Does America lack "compassion" and "humanity" for uninvited foreigners? Quite the contrary. While open-borders activists rail against "injustice" and demand new "pathways to citizenship," official U.S. policy rewards countless line-jumpers with permanent residency and taxpayer-subsidized benefits.
Traffic alert: There's a massive clown car pileup in the Beltway. And with the White House court jesters of sequester behind the wheel, no one is safe.
U.S. Immigration and Customs Enforcement officials detained Roberto Galo on Wednesday morning.
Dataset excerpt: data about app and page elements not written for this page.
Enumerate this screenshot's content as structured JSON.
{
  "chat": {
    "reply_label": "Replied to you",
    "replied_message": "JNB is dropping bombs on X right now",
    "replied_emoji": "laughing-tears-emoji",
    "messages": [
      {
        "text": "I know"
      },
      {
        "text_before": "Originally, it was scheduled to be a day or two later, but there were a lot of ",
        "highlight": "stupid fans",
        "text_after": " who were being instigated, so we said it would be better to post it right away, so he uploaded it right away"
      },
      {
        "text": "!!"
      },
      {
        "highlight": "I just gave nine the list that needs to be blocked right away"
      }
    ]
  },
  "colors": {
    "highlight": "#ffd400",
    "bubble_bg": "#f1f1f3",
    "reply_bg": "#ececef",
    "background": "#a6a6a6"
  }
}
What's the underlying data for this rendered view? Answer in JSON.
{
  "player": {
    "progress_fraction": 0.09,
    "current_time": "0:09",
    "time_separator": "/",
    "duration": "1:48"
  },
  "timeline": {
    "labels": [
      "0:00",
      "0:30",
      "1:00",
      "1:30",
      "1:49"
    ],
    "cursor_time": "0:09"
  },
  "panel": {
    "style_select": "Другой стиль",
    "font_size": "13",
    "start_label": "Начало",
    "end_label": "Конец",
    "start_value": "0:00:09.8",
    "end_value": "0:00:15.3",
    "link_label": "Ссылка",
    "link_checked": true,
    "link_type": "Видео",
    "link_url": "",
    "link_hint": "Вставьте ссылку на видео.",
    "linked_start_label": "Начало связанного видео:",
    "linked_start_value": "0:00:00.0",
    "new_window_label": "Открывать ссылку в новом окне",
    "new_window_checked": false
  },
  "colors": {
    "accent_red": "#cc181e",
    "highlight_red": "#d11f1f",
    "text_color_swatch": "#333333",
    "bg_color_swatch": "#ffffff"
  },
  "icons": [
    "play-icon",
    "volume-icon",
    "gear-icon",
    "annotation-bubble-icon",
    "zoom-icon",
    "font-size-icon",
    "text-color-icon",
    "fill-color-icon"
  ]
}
Galo is a legal immigrant but an unlicensed driver who, on Nov. 16, 2010, took a left turn at Harrison and 16th streets in San Francisco.
While the national spotlight is on the looming Fiscal Cliff and whether the country will go over it, plunging into the roaring waters below -- cue scary music -- the usual high-rollers (with your money, Dear Taxpayer) have seen their chance.
Is this the new American Dream?
On Sept. 10, 2001, I flew back to Washington from Frankfurt, Germany, with former House Speaker Newt Gingrich. We discussed a host of domestic and foreign policy issues before landing at Dulles International Airport that bright, crisp fall day. Neither of us had any idea how our worlds, and the worlds of every American -- indeed, of everyone “on the planet,” as Newt often says -- would be completely upended within the next 24 hours.
The phrase “jobs Americans won’t do” all too often serves as a rationale for maintaining high levels of immigration. Get set for an equally dubious idea to justify mass immigration: “housing Americans can’t buy.” Senators Charles Schumer, D-N.Y., and Mike Lee, R-Utah, among others, are believers. And they’re offering a sweet deal.
What would have happened if, during the Cold War, Soviet intelligence had been responsible for training Americans charged with countering communist aggression? Surely, we would not have defeated the USSR.